However, such a literate façade amounts to a loud statement in Opole’s public space, immediately visible to all and sundry, and at the same time pregnant with meaning. A foreign visitor may be excused for thinking, quite mistakenly, that the official languages of the city and Opole Region are English and Polish. There is no English or any other Anglophone minority thriving there. No community of native-speakers of English live in Opole. The façade’s seemingly welcoming bilingualism covers the ugly reality of forced Polonization of German-speakers before 1989. An underhanded version of this policy continues after the fall of communism and the introduction of democracy in Poland. But not really, the present-day Polonization is quite open vis-à-vis the Silesians, given Warsaw’s obstinate denial of the existence of the Silesian language and its speakers. It is actually a mirror image of the official position on the non-existence of any Germans or their language in communist Poland.
Times and political systems change, Polonization and a pronounced lack of respect for non-Polish others remain. The library’s façade is the proverbial middle finger, which the ethnic Polish majority show to Germans and Silesians, while posing it to visitors from abroad as a sign of the region’s mature and welcoming Europeanism and cosmopolitism.
Otherwise, a more fitting poet could be found whose words would speak to and include all Opole’s inhabitants, be them Germans, Poles, Roma or Silesians. One would think that the famous German-language romantic poet Joseph Freiherr von Eichendorff (1788-1857) would be an obvious choice. He was born in Upper Silesia, and most of his works were translated into Polish, English, Silesian and other European languages. But should the library aim at a more universal message than the romanticism of individual feelings, I would propose the two interwar Polish citizens who were the first to write literary witness accounts of the Jewish Holocaust and the Roma Holocaust, respectively, Yitzkhak Katzenelson (1886-1944) and Papusza (Bronisława Wajs, 1908-1987). The latter wrote the narrative poem Ratfałé jasfá. So pał saséndyr pšegijám apré Vółyń 43 i 44 beršá (Tears of Blood: Or What We Suffered under the Germans in Volhynia in 1943 and ‘44) in Romani, and the former the book in verse Dos lid funem oysgehargetn yidishn folk (דאָס ליד פונעם אױסגעהרגעטן ײדישן פאָלק Song of the Murdered Jewish People) in Yiddish.

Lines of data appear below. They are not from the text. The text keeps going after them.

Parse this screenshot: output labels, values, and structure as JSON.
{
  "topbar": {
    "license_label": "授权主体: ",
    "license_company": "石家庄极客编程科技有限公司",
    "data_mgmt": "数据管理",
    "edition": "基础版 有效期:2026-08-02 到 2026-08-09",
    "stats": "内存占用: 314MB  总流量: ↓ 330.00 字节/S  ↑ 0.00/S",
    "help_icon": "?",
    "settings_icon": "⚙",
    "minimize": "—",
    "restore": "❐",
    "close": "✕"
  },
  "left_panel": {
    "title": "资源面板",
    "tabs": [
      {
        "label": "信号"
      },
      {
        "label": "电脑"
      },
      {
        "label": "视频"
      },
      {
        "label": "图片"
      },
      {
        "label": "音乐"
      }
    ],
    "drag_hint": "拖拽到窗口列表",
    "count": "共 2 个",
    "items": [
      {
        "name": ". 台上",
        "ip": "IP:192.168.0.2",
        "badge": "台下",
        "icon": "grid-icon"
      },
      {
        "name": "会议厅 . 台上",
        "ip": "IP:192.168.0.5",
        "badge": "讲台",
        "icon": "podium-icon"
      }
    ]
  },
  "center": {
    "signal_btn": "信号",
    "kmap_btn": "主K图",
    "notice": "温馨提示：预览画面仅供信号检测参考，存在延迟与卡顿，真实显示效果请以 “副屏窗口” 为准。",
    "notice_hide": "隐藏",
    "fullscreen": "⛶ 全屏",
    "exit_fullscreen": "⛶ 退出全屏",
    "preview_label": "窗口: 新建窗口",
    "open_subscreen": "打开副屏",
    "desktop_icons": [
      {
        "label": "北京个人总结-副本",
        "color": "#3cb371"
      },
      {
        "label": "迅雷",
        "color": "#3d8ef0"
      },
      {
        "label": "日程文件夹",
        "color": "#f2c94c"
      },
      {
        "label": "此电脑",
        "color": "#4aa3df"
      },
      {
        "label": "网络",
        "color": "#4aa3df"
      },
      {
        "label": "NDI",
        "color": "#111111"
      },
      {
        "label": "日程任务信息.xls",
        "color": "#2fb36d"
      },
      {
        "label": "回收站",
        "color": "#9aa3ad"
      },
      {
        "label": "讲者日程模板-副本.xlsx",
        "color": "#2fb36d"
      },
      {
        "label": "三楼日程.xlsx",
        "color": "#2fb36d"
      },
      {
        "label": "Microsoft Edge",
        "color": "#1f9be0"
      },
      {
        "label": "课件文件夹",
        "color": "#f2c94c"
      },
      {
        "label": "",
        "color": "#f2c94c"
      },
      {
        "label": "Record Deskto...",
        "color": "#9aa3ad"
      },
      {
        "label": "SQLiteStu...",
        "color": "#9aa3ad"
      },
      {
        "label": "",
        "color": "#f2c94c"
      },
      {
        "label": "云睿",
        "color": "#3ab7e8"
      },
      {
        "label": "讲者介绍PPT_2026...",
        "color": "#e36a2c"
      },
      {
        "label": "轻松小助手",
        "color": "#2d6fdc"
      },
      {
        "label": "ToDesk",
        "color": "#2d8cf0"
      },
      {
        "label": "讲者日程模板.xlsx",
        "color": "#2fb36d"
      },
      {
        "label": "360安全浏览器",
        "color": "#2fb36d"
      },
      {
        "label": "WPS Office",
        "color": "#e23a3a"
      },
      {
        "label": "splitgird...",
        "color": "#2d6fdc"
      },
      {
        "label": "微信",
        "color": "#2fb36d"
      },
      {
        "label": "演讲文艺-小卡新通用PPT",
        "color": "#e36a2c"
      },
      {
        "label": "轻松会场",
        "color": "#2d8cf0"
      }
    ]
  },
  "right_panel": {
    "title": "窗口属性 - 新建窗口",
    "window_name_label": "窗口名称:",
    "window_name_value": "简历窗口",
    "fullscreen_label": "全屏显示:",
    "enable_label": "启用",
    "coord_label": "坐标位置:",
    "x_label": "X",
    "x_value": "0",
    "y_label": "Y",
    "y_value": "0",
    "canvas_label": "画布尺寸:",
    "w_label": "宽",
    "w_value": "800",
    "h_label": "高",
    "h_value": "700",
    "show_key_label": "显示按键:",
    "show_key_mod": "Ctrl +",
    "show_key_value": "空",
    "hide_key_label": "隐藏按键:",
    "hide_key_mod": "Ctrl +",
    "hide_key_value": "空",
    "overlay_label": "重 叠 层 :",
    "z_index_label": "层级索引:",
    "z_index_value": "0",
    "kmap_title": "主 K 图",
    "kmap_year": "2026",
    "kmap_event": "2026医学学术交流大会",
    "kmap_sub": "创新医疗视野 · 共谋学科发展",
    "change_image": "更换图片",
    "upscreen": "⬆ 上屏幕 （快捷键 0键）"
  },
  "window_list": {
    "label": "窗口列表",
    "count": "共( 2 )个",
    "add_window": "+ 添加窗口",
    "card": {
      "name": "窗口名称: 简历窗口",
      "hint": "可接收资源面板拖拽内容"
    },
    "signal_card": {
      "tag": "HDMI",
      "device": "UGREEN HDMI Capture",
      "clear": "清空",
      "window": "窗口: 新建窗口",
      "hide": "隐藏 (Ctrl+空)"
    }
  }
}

Beyond such a choice of a poet, the question of language remains open. Language is a message. The current message on the library’s façade reads, ‘ethnic Poles and foreigners are welcome, but local Germans and Silesians should not bother (let alone Roma or Jews).’ Why not to adorn the entrance with a suitable quote in German, Polish, Silesian, Romani and Yiddish, so that all the region’s inhabitants would feel welcome to the library, including Roma and Jews? But what about foreigners?, one could ask. How would they feel without a prop of an English translation? Well, a traveller does not set out on a journey abroad with the expectation that English must be an official language in Opole. I am sure that most of the library’s staff are conversant in this international language, which suffices. But when will the time come that as fluently they would reply to an enquiry asked in German, Romani, Silesian or Yiddish? After all these – including Czech, Moravian and Polish – are Upper Silesia’s languages.
Foto tytułowe: Arcaion